“Always With Me” Invited to Short Play Festival

I am thrilled to announce that my play “Always With Me” has been invited to the Player’s Theater Short Play Festival scheduled for dates to be announced in June 2017.  The theme of the festival is “Only In New York” and we will be producing the play ourselves.  More information as it becomes available!

Players Theater Short Play Festival NYC

As always you can find more at http://www.walterthinnes.com and on Twitter @walterthinnes

A Doll’s House Part 2 – one part too many

I mentioned in my last post that I had two contentious reviews and this is part 2.  Lucas Hnath’s “A Doll’s House, Part 2” has opened to uniformly rapturous reviews.  I’m sorry to say, I am a lone disagreer.

Don’t get me wrong, I enjoyed the night in the theater.  Sam Gold has directed a smoothly moving production and shepherded great performances from Laurie Metcalf, Chris Cooper, Jane Houdyshell, and Condola Rashad.  The concept is intriguing and the debate lively – but three objections on the script:

  • The play uses modern vernacular with no attempt at placing the characters into their supposed actual time – 15 years after Nora storms out of her “doll house” to face the world, creating contemporary theater and the first feminist character.  The anachronistic costumes and settings clashed with the dialogue and debate.
  • Even with all the debate there seemed no urgent need to trod this ground.  Beside rehashing old arguments from the play and spinning them around again to the same result (spoiler alert, Nora slams the door behind her again at the end of the play) there seemed nothing new.
  • And having used the word debate three times already in my description, that is just my issue.  It seemed an academic presentation rather than a true character exploration.  Throughout I felt I was hearing the playwright’s voice (especially in the Emma section) and not the character’s voice.  It was a classroom lecture dressed up in 19th century clothing.

I know my take is far in the minority and I have questioned myself many times since I saw the show and then read the reviews.  But I cannot shake my feeling, even after looking over it closely.  Glad I saw it, but wish it had taken a different approach.  Lucky for the participants and the production, mine is a distinctly minority viewpoint.

BWAY A Doll's House Part 2

As usual you can find more on http://www.walterthinnes.com and on Twitter @walterthinnes

The Little Foxes on Broadway

The next two Broadway reviews will be a little more contentious than usual.  I had the chance to see “The Little Foxes” as part of my subscription to Manhattan Theater Club.  This production is first rate with terrific direction and performances.
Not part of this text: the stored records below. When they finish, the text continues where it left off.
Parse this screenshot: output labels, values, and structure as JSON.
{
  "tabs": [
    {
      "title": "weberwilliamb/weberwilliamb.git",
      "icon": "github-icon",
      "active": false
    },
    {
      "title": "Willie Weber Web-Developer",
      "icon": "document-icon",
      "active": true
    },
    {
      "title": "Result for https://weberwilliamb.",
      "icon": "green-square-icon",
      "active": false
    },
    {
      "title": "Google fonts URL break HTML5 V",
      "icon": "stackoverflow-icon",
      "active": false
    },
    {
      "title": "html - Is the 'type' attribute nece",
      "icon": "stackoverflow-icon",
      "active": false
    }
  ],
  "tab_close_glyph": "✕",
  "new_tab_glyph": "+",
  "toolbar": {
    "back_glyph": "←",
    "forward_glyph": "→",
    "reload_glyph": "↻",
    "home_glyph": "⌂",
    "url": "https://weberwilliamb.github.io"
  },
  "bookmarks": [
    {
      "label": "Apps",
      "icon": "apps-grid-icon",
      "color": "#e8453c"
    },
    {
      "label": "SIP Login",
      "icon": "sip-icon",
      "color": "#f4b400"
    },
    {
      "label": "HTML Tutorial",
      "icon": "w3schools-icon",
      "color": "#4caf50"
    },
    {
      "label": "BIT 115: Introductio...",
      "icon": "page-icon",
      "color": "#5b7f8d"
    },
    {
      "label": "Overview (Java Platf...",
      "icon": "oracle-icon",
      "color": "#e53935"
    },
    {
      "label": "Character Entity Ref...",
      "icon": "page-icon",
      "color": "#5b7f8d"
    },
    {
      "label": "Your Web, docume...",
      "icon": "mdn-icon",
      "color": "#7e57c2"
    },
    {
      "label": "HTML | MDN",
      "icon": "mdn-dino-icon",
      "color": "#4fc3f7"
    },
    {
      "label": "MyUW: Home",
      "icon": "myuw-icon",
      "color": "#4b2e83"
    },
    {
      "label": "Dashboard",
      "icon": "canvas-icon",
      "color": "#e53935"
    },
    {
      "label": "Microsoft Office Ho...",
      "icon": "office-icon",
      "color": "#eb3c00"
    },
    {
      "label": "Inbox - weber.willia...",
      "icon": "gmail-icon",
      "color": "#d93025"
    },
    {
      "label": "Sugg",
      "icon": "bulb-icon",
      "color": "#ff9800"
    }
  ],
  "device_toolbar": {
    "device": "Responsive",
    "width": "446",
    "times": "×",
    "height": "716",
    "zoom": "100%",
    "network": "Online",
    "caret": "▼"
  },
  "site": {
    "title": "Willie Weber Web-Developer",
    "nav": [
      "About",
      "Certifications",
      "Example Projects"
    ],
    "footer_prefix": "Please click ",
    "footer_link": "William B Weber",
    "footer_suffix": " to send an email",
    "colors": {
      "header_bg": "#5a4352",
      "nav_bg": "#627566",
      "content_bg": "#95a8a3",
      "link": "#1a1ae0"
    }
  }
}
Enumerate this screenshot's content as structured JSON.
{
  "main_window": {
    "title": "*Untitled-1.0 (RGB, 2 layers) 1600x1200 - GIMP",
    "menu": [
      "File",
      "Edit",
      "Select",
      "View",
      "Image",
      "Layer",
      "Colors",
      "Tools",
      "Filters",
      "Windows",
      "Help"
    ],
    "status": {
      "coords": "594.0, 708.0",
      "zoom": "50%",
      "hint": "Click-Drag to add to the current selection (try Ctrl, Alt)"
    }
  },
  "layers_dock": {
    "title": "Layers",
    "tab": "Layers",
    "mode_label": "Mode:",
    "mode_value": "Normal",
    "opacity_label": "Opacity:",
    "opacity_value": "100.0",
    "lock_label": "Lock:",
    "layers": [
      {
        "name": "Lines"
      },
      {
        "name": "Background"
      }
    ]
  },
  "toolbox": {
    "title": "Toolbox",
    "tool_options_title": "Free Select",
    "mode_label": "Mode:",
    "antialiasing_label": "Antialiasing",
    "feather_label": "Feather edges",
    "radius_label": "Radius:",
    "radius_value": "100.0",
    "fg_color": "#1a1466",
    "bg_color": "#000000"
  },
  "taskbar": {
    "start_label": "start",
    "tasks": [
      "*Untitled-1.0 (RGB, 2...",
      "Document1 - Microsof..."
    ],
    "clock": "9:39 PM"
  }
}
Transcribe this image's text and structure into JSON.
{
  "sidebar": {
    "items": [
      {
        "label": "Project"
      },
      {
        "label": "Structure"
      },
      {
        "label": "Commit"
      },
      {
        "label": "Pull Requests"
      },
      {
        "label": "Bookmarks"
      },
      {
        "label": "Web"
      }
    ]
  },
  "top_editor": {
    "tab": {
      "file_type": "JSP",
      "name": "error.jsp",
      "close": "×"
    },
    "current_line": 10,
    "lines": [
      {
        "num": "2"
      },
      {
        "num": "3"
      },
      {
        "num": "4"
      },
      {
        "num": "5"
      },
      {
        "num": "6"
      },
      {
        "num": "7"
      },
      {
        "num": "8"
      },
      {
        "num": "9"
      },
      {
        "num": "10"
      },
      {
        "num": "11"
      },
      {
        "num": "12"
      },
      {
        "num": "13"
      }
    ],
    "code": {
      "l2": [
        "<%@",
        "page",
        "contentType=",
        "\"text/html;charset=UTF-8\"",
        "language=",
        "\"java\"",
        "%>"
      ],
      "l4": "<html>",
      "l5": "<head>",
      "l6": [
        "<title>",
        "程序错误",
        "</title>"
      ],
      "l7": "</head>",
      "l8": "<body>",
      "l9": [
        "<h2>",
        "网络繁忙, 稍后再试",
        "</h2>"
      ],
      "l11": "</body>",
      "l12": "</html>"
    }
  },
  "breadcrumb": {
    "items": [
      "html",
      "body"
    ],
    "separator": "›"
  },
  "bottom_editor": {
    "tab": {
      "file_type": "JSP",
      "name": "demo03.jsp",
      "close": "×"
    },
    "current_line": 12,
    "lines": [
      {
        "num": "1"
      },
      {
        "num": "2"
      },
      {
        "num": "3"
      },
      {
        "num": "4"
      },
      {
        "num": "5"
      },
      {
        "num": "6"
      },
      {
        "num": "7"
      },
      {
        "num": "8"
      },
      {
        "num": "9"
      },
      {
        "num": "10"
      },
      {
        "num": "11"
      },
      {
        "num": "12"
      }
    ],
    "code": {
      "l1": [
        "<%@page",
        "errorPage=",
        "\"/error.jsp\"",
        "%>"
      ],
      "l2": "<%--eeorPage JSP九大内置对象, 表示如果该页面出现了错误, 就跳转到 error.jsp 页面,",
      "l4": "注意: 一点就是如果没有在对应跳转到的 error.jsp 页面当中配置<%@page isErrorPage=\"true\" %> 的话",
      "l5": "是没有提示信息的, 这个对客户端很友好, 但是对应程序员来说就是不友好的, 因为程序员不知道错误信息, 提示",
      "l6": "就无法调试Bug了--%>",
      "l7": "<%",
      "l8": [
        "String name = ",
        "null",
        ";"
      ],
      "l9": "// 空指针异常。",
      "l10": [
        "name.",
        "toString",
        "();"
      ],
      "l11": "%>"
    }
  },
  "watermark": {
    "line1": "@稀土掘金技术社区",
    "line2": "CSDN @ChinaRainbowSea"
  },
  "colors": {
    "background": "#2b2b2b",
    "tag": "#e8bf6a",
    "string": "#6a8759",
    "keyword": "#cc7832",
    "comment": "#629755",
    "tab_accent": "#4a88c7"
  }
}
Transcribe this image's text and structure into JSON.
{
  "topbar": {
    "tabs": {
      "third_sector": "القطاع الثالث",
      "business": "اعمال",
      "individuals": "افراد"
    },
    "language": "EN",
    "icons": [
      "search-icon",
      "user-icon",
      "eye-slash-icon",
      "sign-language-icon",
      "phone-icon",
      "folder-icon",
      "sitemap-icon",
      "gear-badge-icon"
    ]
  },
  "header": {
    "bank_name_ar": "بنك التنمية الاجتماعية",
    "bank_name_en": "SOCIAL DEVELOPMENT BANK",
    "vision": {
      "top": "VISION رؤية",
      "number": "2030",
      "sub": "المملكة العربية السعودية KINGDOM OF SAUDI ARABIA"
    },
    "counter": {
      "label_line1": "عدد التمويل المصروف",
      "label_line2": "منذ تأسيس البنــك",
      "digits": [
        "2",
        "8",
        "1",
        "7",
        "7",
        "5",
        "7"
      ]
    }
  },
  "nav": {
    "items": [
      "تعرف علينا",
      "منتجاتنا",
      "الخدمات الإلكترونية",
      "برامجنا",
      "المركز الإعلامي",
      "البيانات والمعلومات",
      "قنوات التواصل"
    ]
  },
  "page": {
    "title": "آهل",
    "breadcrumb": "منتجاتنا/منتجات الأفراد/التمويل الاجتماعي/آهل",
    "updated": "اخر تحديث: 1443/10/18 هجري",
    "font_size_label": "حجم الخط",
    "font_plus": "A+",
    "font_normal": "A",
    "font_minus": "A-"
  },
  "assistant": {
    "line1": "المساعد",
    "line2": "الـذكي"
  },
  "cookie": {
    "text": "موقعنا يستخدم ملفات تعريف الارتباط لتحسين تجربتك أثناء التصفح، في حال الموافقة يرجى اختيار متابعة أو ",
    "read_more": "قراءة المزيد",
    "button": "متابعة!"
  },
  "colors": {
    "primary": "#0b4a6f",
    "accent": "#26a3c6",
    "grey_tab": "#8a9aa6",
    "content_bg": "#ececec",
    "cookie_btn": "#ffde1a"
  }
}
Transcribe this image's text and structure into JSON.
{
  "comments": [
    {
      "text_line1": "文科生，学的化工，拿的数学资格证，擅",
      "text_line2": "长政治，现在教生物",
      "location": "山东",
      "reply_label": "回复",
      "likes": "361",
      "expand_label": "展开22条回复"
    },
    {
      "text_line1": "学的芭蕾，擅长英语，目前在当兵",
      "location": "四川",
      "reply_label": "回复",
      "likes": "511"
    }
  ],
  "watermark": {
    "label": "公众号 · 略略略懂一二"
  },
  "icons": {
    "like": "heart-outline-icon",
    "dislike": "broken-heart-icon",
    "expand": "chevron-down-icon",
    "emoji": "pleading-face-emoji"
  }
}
Laura Linney is one of my favorite stage actresses of all time.  She alternates roles with Cynthia Nixon and the night I saw it, my lovely Laura played Birdie, the smaller of the roles but I think more complex and impactful.  She was perfect as always.  She can do no wrong.  Cynthia Nixon was terrific as Regina.  The big surprise was Michael McKean who I have largely seen in light or comic roles.  In this production he was fabulously evil and calculating and complex.  A terrific portrayal.

The contentious part?  Pamela considers this a seminal important work in the American canon.  I consider it a well written Southern Gothic melodrama, so let’s just say we disagree on the merits of the script.  But we agree strongly on the strength of the production.

BWAY The Little Foxes

As always you can find more on http://www.walterthinnes.com and on Twitter @walterthinnes